=== Section Start ===

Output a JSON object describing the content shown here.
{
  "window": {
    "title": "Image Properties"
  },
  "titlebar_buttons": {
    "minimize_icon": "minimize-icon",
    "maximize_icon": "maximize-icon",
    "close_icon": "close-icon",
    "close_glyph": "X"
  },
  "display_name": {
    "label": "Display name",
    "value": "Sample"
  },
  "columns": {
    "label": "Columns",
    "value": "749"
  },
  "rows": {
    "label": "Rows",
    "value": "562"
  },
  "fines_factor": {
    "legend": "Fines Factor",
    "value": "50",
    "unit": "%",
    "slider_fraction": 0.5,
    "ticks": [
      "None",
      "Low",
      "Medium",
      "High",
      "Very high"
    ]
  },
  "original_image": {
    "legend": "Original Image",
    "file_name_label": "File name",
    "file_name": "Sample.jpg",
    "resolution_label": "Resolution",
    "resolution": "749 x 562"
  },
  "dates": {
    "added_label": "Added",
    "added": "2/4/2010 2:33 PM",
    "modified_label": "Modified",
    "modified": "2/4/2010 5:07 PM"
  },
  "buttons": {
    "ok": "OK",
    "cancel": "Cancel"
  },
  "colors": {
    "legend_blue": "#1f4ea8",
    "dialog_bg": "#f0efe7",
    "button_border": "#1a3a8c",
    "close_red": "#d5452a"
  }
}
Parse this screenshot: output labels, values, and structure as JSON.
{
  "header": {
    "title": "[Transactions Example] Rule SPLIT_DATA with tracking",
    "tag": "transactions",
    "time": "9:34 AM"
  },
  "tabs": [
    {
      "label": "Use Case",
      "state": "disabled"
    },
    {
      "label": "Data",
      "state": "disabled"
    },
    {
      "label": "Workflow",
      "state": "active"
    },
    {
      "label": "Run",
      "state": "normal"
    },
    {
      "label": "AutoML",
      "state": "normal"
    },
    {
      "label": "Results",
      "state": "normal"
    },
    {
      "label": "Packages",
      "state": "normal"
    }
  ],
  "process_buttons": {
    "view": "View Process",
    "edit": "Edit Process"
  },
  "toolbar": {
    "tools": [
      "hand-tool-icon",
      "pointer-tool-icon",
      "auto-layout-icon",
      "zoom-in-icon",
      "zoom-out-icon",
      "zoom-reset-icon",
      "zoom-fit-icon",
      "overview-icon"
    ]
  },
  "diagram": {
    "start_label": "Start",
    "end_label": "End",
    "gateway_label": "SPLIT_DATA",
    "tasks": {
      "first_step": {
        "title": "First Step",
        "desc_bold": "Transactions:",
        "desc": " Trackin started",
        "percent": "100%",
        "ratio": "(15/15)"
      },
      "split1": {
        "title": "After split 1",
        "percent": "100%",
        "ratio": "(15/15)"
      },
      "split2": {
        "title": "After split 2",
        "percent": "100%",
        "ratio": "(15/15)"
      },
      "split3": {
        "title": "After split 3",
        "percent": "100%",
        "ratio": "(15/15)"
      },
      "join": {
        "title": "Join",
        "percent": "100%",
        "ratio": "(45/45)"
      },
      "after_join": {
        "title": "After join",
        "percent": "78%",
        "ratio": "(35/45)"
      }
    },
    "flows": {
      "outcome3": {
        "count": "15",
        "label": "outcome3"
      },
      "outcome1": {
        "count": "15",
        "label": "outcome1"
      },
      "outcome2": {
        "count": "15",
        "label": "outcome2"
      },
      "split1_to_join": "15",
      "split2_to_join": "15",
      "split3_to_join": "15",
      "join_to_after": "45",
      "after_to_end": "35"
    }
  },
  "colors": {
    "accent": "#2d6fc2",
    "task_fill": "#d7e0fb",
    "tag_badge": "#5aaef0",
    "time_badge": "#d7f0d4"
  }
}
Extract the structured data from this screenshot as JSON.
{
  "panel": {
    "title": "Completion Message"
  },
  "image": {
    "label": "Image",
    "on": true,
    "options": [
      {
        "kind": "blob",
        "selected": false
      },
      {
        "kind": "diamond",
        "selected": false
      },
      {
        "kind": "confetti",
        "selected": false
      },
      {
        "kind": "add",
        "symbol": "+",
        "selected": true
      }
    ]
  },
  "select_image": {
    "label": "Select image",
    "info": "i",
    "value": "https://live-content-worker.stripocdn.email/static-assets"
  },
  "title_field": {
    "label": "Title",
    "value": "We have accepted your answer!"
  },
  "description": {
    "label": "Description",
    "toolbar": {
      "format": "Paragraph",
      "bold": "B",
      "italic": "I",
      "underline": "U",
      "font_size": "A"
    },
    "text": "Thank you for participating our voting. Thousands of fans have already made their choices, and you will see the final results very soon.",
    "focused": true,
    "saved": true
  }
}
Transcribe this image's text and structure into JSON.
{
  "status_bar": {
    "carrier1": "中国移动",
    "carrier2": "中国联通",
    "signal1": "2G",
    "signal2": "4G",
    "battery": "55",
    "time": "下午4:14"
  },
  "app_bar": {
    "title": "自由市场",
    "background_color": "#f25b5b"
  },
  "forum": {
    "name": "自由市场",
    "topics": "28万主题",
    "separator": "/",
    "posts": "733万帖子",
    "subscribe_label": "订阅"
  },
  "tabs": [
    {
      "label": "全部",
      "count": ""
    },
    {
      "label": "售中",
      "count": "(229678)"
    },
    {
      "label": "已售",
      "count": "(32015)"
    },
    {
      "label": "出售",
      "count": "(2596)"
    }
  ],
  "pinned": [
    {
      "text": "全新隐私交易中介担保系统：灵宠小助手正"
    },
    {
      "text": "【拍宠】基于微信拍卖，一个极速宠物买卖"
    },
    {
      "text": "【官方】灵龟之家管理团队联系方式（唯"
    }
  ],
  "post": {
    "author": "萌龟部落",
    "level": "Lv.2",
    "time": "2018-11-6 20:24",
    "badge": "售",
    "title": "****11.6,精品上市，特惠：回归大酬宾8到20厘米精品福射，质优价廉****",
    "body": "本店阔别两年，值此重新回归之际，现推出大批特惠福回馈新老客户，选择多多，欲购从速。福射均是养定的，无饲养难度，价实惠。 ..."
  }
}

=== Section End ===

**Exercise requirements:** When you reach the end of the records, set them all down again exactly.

**Answer for this exercise:**
Output a JSON object describing the content shown here.
{
  "window": {
    "title": "Image Properties"
  },
  "titlebar_buttons": {
    "minimize_icon": "minimize-icon",
    "maximize_icon": "maximize-icon",
    "close_icon": "close-icon",
    "close_glyph": "X"
  },
  "display_name": {
    "label": "Display name",
    "value": "Sample"
  },
  "columns": {
    "label": "Columns",
    "value": "749"
  },
  "rows": {
    "label": "Rows",
    "value": "562"
  },
  "fines_factor": {
    "legend": "Fines Factor",
    "value": "50",
    "unit": "%",
    "slider_fraction": 0.5,
    "ticks": [
      "None",
      "Low",
      "Medium",
      "High",
      "Very high"
    ]
  },
  "original_image": {
    "legend": "Original Image",
    "file_name_label": "File name",
    "file_name": "Sample.jpg",
    "resolution_label": "Resolution",
    "resolution": "749 x 562"
  },
  "dates": {
    "added_label": "Added",
    "added": "2/4/2010 2:33 PM",
    "modified_label": "Modified",
    "modified": "2/4/2010 5:07 PM"
  },
  "buttons": {
    "ok": "OK",
    "cancel": "Cancel"
  },
  "colors": {
    "legend_blue": "#1f4ea8",
    "dialog_bg": "#f0efe7",
    "button_border": "#1a3a8c",
    "close_red": "#d5452a"
  }
}
Parse this screenshot: output labels, values, and structure as JSON.
{
  "header": {
    "title": "[Transactions Example] Rule SPLIT_DATA with tracking",
    "tag": "transactions",
    "time": "9:34 AM"
  },
  "tabs": [
    {
      "label": "Use Case",
      "state": "disabled"
    },
    {
      "label": "Data",
      "state": "disabled"
    },
    {
      "label": "Workflow",
      "state": "active"
    },
    {
      "label": "Run",
      "state": "normal"
    },
    {
      "label": "AutoML",
      "state": "normal"
    },
    {
      "label": "Results",
      "state": "normal"
    },
    {
      "label": "Packages",
      "state": "normal"
    }
  ],
  "process_buttons": {
    "view": "View Process",
    "edit": "Edit Process"
  },
  "toolbar": {
    "tools": [
      "hand-tool-icon",
      "pointer-tool-icon",
      "auto-layout-icon",
      "zoom-in-icon",
      "zoom-out-icon",
      "zoom-reset-icon",
      "zoom-fit-icon",
      "overview-icon"
    ]
  },
  "diagram": {
    "start_label": "Start",
    "end_label": "End",
    "gateway_label": "SPLIT_DATA",
    "tasks": {
      "first_step": {
        "title": "First Step",
        "desc_bold": "Transactions:",
        "desc": " Trackin started",
        "percent": "100%",
        "ratio": "(15/15)"
      },
      "split1": {
        "title": "After split 1",
        "percent": "100%",
        "ratio": "(15/15)"
      },
      "split2": {
        "title": "After split 2",
        "percent": "100%",
        "ratio": "(15/15)"
      },
      "split3": {
        "title": "After split 3",
        "percent": "100%",
        "ratio": "(15/15)"
      },
      "join": {
        "title": "Join",
        "percent": "100%",
        "ratio": "(45/45)"
      },
      "after_join": {
        "title": "After join",
        "percent": "78%",
        "ratio": "(35/45)"
      }
    },
    "flows": {
      "outcome3": {
        "count": "15",
        "label": "outcome3"
      },
      "outcome1": {
        "count": "15",
        "label": "outcome1"
      },
      "outcome2": {
        "count": "15",
        "label": "outcome2"
      },
      "split1_to_join": "15",
      "split2_to_join": "15",
      "split3_to_join": "15",
      "join_to_after": "45",
      "after_to_end": "35"
    }
  },
  "colors": {
    "accent": "#2d6fc2",
    "task_fill": "#d7e0fb",
    "tag_badge": "#5aaef0",
    "time_badge": "#d7f0d4"
  }
}
Extract the structured data from this screenshot as JSON.
{
  "panel": {
    "title": "Completion Message"
  },
  "image": {
    "label": "Image",
    "on": true,
    "options": [
      {
        "kind": "blob",
        "selected": false
      },
      {
        "kind": "diamond",
        "selected": false
      },
      {
        "kind": "confetti",
        "selected": false
      },
      {
        "kind": "add",
        "symbol": "+",
        "selected": true
      }
    ]
  },
  "select_image": {
    "label": "Select image",
    "info": "i",
    "value": "https://live-content-worker.stripocdn.email/static-assets"
  },
  "title_field": {
    "label": "Title",
    "value": "We have accepted your answer!"
  },
  "description": {
    "label": "Description",
    "toolbar": {
      "format": "Paragraph",
      "bold": "B",
      "italic": "I",
      "underline": "U",
      "font_size": "A"
    },
    "text": "Thank you for participating our voting. Thousands of fans have already made their choices, and you will see the final results very soon.",
    "focused": true,
    "saved": true
  }
}
Transcribe this image's text and structure into JSON.
{
  "status_bar": {
    "carrier1": "中国移动",
    "carrier2": "中国联通",
    "signal1": "2G",
    "signal2": "4G",
    "battery": "55",
    "time": "下午4:14"
  },
  "app_bar": {
    "title": "自由市场",
    "background_color": "#f25b5b"
  },
  "forum": {
    "name": "自由市场",
    "topics": "28万主题",
    "separator": "/",
    "posts": "733万帖子",
    "subscribe_label": "订阅"
  },
  "tabs": [
    {
      "label": "全部",
      "count": ""
    },
    {
      "label": "售中",
      "count": "(229678)"
    },
    {
      "label": "已售",
      "count": "(32015)"
    },
    {
      "label": "出售",
      "count": "(2596)"
    }
  ],
  "pinned": [
    {
      "text": "全新隐私交易中介担保系统：灵宠小助手正"
    },
    {
      "text": "【拍宠】基于微信拍卖，一个极速宠物买卖"
    },
    {
      "text": "【官方】灵龟之家管理团队联系方式（唯"
    }
  ],
  "post": {
    "author": "萌龟部落",
    "level": "Lv.2",
    "time": "2018-11-6 20:24",
    "badge": "售",
    "title": "****11.6,精品上市，特惠：回归大酬宾8到20厘米精品福射，质优价廉****",
    "body": "本店阔别两年，值此重新回归之际，现推出大批特惠福回馈新老客户，选择多多，欲购从速。福射均是养定的，无饲养难度，价实惠。 ..."
  }
}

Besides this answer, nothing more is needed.